As the fall harvest was winding down with frozen vegetables (no pickling this year) and seed preparation, my efforts returned to Green4r, the renovation project consultancy I felt was needed (and I’m still “validating” the service, which means finding out what people want and when). Green4r (Edit, 2017: now Rewilding) is basically about the same philosophy as this blog: if you’ve got space (and if you live in a dwelling, you usually do), use it to
- produce some of your own food,
- recreate space that the natural world can “take back,”
- impact the natural world less by conserving the resources you use,
- and to protect your abode and your investment in it by enhancing its quality, durability, and appeal.
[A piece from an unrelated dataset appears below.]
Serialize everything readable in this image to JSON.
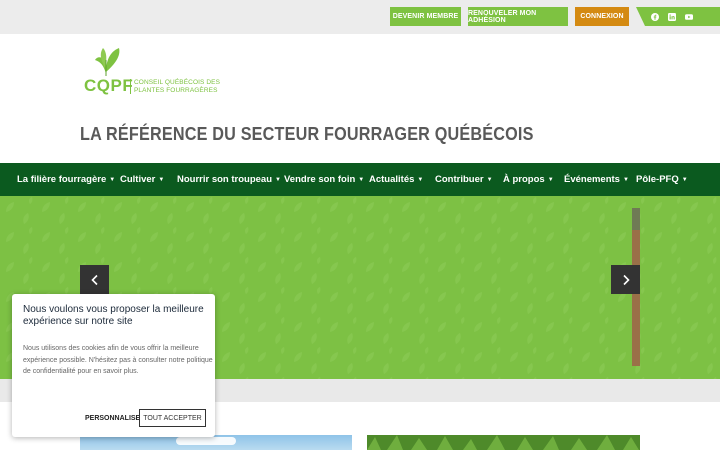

The last point sounds dry and markety but really, it’s about an ounce of prevention is worth a pound of cure; and the more long-range the decisions you make about your home, the more you are likely to love it, the more hospitable it will be, and the better its intrinsic and emotional value in the long run. Because people want to live in a place that is not only green, but unique, considered, and loved.
In brief, over the past year I took a course on home renovation put on by Héritage Montréal, and then put my new knowledge and project management skills to work. I created a large project plan based on the scope and systems I wanted to change here and their logical order, and different government subsidy programs that were implemented to kickstart and consolidate the sometimes-lagging green renovation economy here in Quebec. Across various months, the following items changed here:
- Recessed lighting removed and sealed over from the second-floor ceiling (venting into the attic, not good!), and reinstalled (same halogen/LED-compatible fixtures) to the downstairs home office/den
- Installation of two solar tunnels to introduce light at the central stair column and provide extra brightness in the main bathroom
- Lighting changed in the main bathroom, as well as decor changes that the new lighting required (vanity counter and sink, new faucets, and tiling saved for the final stage of the current list)
- Replacement of an open pre-fabricated fireplace with a high-efficiency pellet stove for auxiliary heating
- Reinsulation of an inadequately sealed storage room, to help with what I would call extreme coldness of the room above the storage room. Without heating these rooms, temperatures in January tended to be 4-6ºC in the storage room, and 10-14ºC in the bedroom above. The two other unheated bedrooms were a balmy 16ºC, which is good enough for sleeping. This effort finished this week! However, the basic photo of the “after” has only one difference than what would have been before: the wall to the right, a fire wall (mur mitoyen), is now covered and insulated all the way.
Presently, being spring and getting ready to plant the garden, the driveway renovation is the going concern. And that is going to be a treat, as I have wanted to convert my driveway to a green driveway almost since the beginning, scoping out the project five years ago. It’ll be done in April and I’m looking forward to that!
Also published on Medium.